Finally I have done a "MongoDB for java developer course" and lots of Codecademy or CodeSchool programming courses. These type of MOOC are more easy to do because you can come and learn when you want but it lacks a real tempo to engage you. The content is very good if you want to learn coder skills. And even if you have to pay, CodeSchool has an amazing design and their courses are very well done. I have also tried a bit KhanAcademy for the mathematical cursus.

Update: oops, I forgot my french MOOC by EM Lyon about Effectuation. I know you should ask yourself but what is this new term ? In fact, it's very close to Lean Startup and it's trying to show how entrepreneurship works. You should look at this TED Conference if you want to have an overview of the concept. This MOOC was fine with good content, good professor and, even it's the exercices weren't very difficult, the limitation in how to do them make the whole course a bit challenging.

What the conclusion of this ?
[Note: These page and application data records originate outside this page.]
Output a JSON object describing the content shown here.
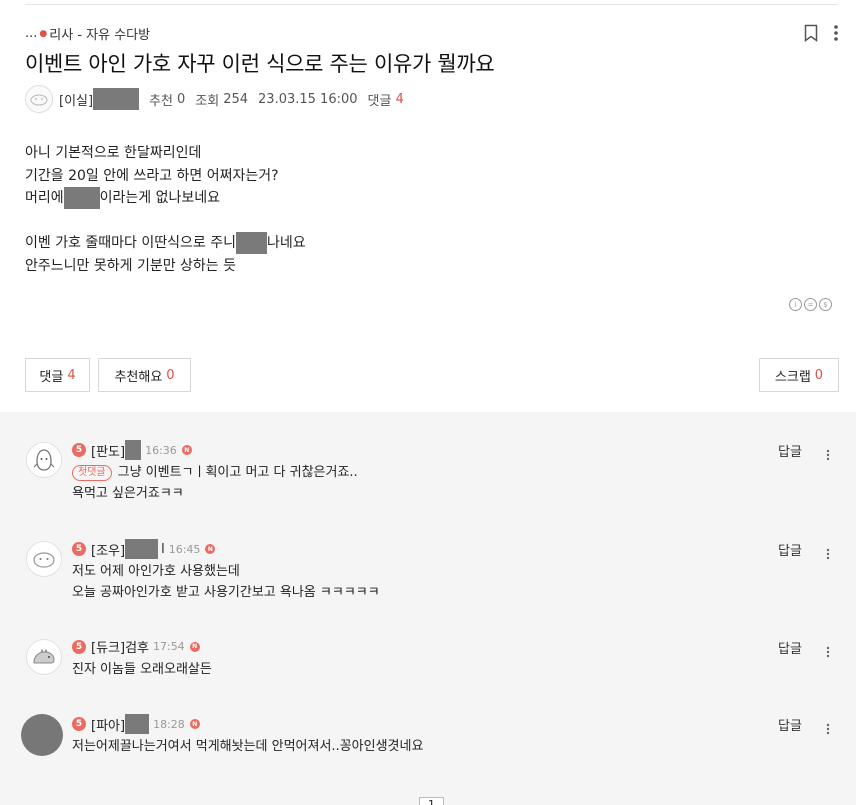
{
  "board": {
    "ellipsis": "...",
    "dot": "●",
    "name": "리사 - 자유 수다방"
  },
  "post": {
    "title": "이벤트 아인 가호 자꾸 이런 식으로 주는 이유가 뭘까요",
    "author_prefix": "[이실]",
    "recommend_label": "추천",
    "recommend_count": "0",
    "views_label": "조회",
    "views_count": "254",
    "date": "23.03.15 16:00",
    "comments_label": "댓글",
    "comments_count": "4",
    "lines": {
      "l1": "아니 기본적으로 한달짜리인데",
      "l2": "기간을 20일 안에 쓰라고 하면 어쩌자는거?",
      "l3a": "머리에",
      "l3b": "이라는게 없나보네요",
      "l5a": "이벤 가호 줄때마다 이딴식으로 주니",
      "l5b": "나네요",
      "l6": "안주느니만 못하게 기분만 상하는 듯"
    }
  },
  "buttons": {
    "comment_label": "댓글",
    "comment_count": "4",
    "recommend_label": "추천해요",
    "recommend_count": "0",
    "scrap_label": "스크랩",
    "scrap_count": "0"
  },
  "comments": [
    {
      "level": "5",
      "name": "[판도]",
      "time": "16:36",
      "new": "N",
      "tag": "첫댓글",
      "text1": "그냥 이벤트ㄱㅣ획이고 머고 다 귀찮은거죠..",
      "text2": "욕먹고 싶은거죠ㅋㅋ",
      "reply": "답글"
    },
    {
      "level": "5",
      "name": "[조우]",
      "name_suffix": "l",
      "time": "16:45",
      "new": "N",
      "text1": "저도 어제 아인가호 사용했는데",
      "text2": "오늘 공짜아인가호 받고 사용기간보고 욕나옴 ㅋㅋㅋㅋㅋ",
      "reply": "답글"
    },
    {
      "level": "5",
      "name": "[듀크]검후",
      "time": "17:54",
      "new": "N",
      "text1": "진자 이놈들 오래오래살든",
      "reply": "답글"
    },
    {
      "level": "5",
      "name": "[파아]",
      "time": "18:28",
      "new": "N",
      "text1": "저는어제끌나는거여서 먹게해놧는데 안먹어져서..꽁아인생겻네요",
      "reply": "답글"
    }
  ],
  "pager": {
    "current": "1"
  },
  "colors": {
    "accent": "#e0504b",
    "level": "#e96b62",
    "comment_bg": "#f5f5f5"
  }
}
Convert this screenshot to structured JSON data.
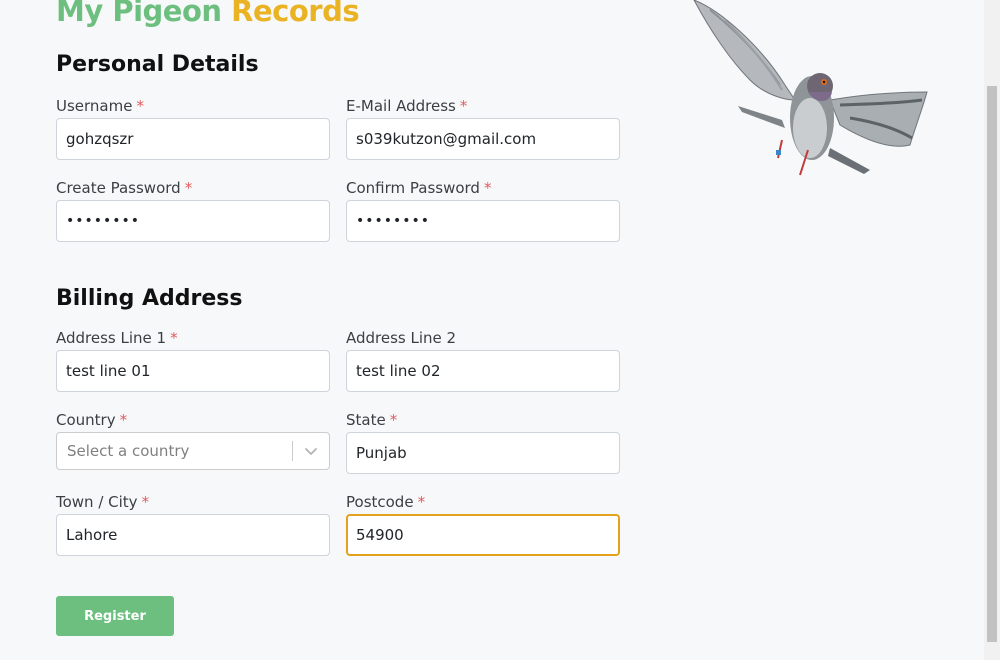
{
  "brand": {
    "word1": "My Pigeon",
    "word2": "Records"
  },
  "personal": {
    "title": "Personal Details",
    "username": {
      "label": "Username",
      "required": "*",
      "value": "gohzqszr"
    },
    "email": {
      "label": "E-Mail Address",
      "required": "*",
      "value": "s039kutzon@gmail.com"
    },
    "password": {
      "label": "Create Password",
      "required": "*",
      "value": "••••••••"
    },
    "confirm": {
      "label": "Confirm Password",
      "required": "*",
      "value": "••••••••"
    }
  },
  "billing": {
    "title": "Billing Address",
    "line1": {
      "label": "Address Line 1",
      "required": "*",
      "value": "test line 01"
    },
    "line2": {
      "label": "Address Line 2",
      "value": "test line 02"
    },
    "country": {
      "label": "Country",
      "required": "*",
      "placeholder": "Select a country"
    },
    "state": {
      "label": "State",
      "required": "*",
      "value": "Punjab"
    },
    "city": {
      "label": "Town / City",
      "required": "*",
      "value": "Lahore"
    },
    "postcode": {
      "label": "Postcode",
      "required": "*",
      "value": "54900"
    }
  },
  "actions": {
    "register": "Register"
  },
  "icons": {
    "dropdown": "chevron-down-icon",
    "image": "pigeon-illustration"
  },
  "colors": {
    "brand_green": "#6cbf7e",
    "brand_yellow": "#eab324",
    "focus_border": "#e4a11b",
    "required": "#e05b5b"
  }
}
Clearly MOOCs are changing the world. I have learned a lot and from the best for free! (Just 9$ for one month of CodeSchool). I have successfully achieved so many course because I could do some weeks three to four courses. How ? I always watch the video when I go to my work during transportation (count 50 to 90 minutes of videos by week and by course) and I made the exercices either the evening, the week-end and sometimes during my lunch time. I think in average a course needs 3 to 6 hours of work by week. The business courses with only quizzes are the easiest. The programming one and worst the design one can be a lot more time consuming. For example, Reactive Programming is almost impossible if you are not fluent in the Scala programming language. 
However I am clearly an addict and I should do less course but trying to use more what I have learned to directly improve my work. 
It's the goal of 2014: less MOOC, more practice :D